§ **Assigned task**
Please show every line in the entries below that includes the word "System".

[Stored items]
- Opening Delimiter -

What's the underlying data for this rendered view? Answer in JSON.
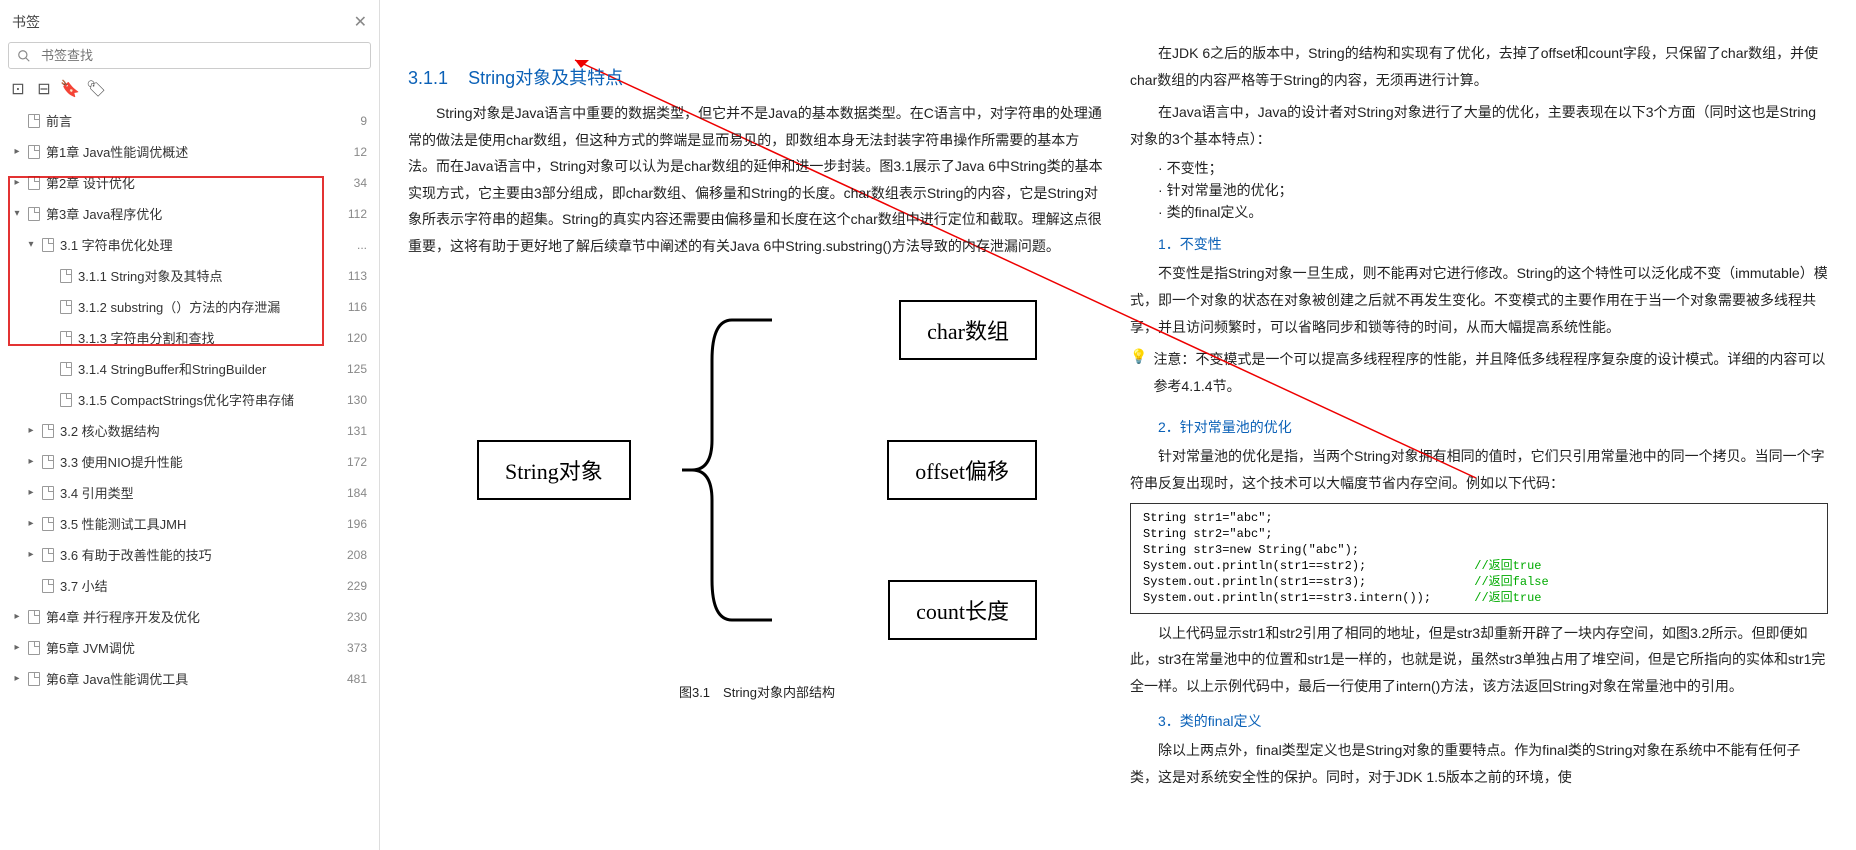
{
  "sidebar": {
    "title": "书签",
    "search_placeholder": "书签查找",
    "toc": [
      {
        "level": 0,
        "caret": "",
        "label": "前言",
        "page": "9"
      },
      {
        "level": 0,
        "caret": "▸",
        "label": "第1章  Java性能调优概述",
        "page": "12"
      },
      {
        "level": 0,
        "caret": "▸",
        "label": "第2章  设计优化",
        "page": "34"
      },
      {
        "level": 0,
        "caret": "▾",
        "label": "第3章  Java程序优化",
        "page": "112"
      },
      {
        "level": 1,
        "caret": "▾",
        "label": "3.1 字符串优化处理",
        "page": "..."
      },
      {
        "level": 2,
        "caret": "",
        "label": "3.1.1 String对象及其特点",
        "page": "113"
      },
      {
        "level": 2,
        "caret": "",
        "label": "3.1.2 substring（）方法的内存泄漏",
        "page": "116"
      },
      {
        "level": 2,
        "caret": "",
        "label": "3.1.3 字符串分割和查找",
        "page": "120"
      },
      {
        "level": 2,
        "caret": "",
        "label": "3.1.4 StringBuffer和StringBuilder",
        "page": "125"
      },
      {
        "level": 2,
        "caret": "",
        "label": "3.1.5 CompactStrings优化字符串存储",
        "page": "130"
      },
      {
        "level": 1,
        "caret": "▸",
        "label": "3.2 核心数据结构",
        "page": "131"
      },
      {
        "level": 1,
        "caret": "▸",
        "label": "3.3 使用NIO提升性能",
        "page": "172"
      },
      {
        "level": 1,
        "caret": "▸",
        "label": "3.4 引用类型",
        "page": "184"
      },
      {
        "level": 1,
        "caret": "▸",
        "label": "3.5 性能测试工具JMH",
        "page": "196"
      },
      {
        "level": 1,
        "caret": "▸",
        "label": "3.6 有助于改善性能的技巧",
        "page": "208"
      },
      {
        "level": 1,
        "caret": "",
        "label": "3.7 小结",
        "page": "229"
      },
      {
        "level": 0,
        "caret": "▸",
        "label": "第4章  并行程序开发及优化",
        "page": "230"
      },
      {
        "level": 0,
        "caret": "▸",
        "label": "第5章  JVM调优",
        "page": "373"
      },
      {
        "level": 0,
        "caret": "▸",
        "label": "第6章  Java性能调优工具",
        "page": "481"
      }
    ]
  },
  "page_left": {
    "section_no": "3.1.1",
    "section_title": "String对象及其特点",
    "para1": "String对象是Java语言中重要的数据类型，但它并不是Java的基本数据类型。在C语言中，对字符串的处理通常的做法是使用char数组，但这种方式的弊端是显而易见的，即数组本身无法封装字符串操作所需要的基本方法。而在Java语言中，String对象可以认为是char数组的延伸和进一步封装。图3.1展示了Java 6中String类的基本实现方式，它主要由3部分组成，即char数组、偏移量和String的长度。char数组表示String的内容，它是String对象所表示字符串的超集。String的真实内容还需要由偏移量和长度在这个char数组中进行定位和截取。理解这点很重要，这将有助于更好地了解后续章节中阐述的有关Java 6中String.substring()方法导致的内存泄漏问题。",
    "fig": {
      "boxA": "String对象",
      "boxB": "char数组",
      "boxC": "offset偏移",
      "boxD": "count长度",
      "caption": "图3.1　String对象内部结构"
    }
  },
  "page_right": {
    "para_top1": "在JDK 6之后的版本中，String的结构和实现有了优化，去掉了offset和count字段，只保留了char数组，并使char数组的内容严格等于String的内容，无须再进行计算。",
    "para_top2": "在Java语言中，Java的设计者对String对象进行了大量的优化，主要表现在以下3个方面（同时这也是String对象的3个基本特点）：",
    "bullets": [
      "不变性；",
      "针对常量池的优化；",
      "类的final定义。"
    ],
    "h1": "1．不变性",
    "p1a": "不变性是指String对象一旦生成，则不能再对它进行修改。String的这个特性可以泛化成不变（immutable）模式，即一个对象的状态在对象被创建之后就不再发生变化。不变模式的主要作用在于当一个对象需要被多线程共享，并且访问频繁时，可以省略同步和锁等待的时间，从而大幅提高系统性能。",
    "note_label": "注意：",
    "note_body": "不变模式是一个可以提高多线程程序的性能，并且降低多线程程序复杂度的设计模式。详细的内容可以参考4.1.4节。",
    "h2": "2．针对常量池的优化",
    "p2a": "针对常量池的优化是指，当两个String对象拥有相同的值时，它们只引用常量池中的同一个拷贝。当同一个字符串反复出现时，这个技术可以大幅度节省内存空间。例如以下代码：",
    "code": {
      "l1": "String str1=\"abc\";",
      "l2": "String str2=\"abc\";",
      "l3": "String str3=new String(\"abc\");",
      "l4a": "System.out.println(str1==str2);",
      "l4b": "//返回true",
      "l5a": "System.out.println(str1==str3);",
      "l5b": "//返回false",
      "l6a": "System.out.println(str1==str3.intern());",
      "l6b": "//返回true"
    },
    "p2b": "以上代码显示str1和str2引用了相同的地址，但是str3却重新开辟了一块内存空间，如图3.2所示。但即便如此，str3在常量池中的位置和str1是一样的，也就是说，虽然str3单独占用了堆空间，但是它所指向的实体和str1完全一样。以上示例代码中，最后一行使用了intern()方法，该方法返回String对象在常量池中的引用。",
    "h3": "3．类的final定义",
    "p3a": "除以上两点外，final类型定义也是String对象的重要特点。作为final类的String对象在系统中不能有任何子类，这是对系统安全性的保护。同时，对于JDK 1.5版本之前的环境，使"
  }
}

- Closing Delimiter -

§ **Answer area**
      "l4a": "System.out.println(str1==str2);",
      "l5a": "System.out.println(str1==str3);",
      "l6a": "System.out.println(str1==str3.intern());",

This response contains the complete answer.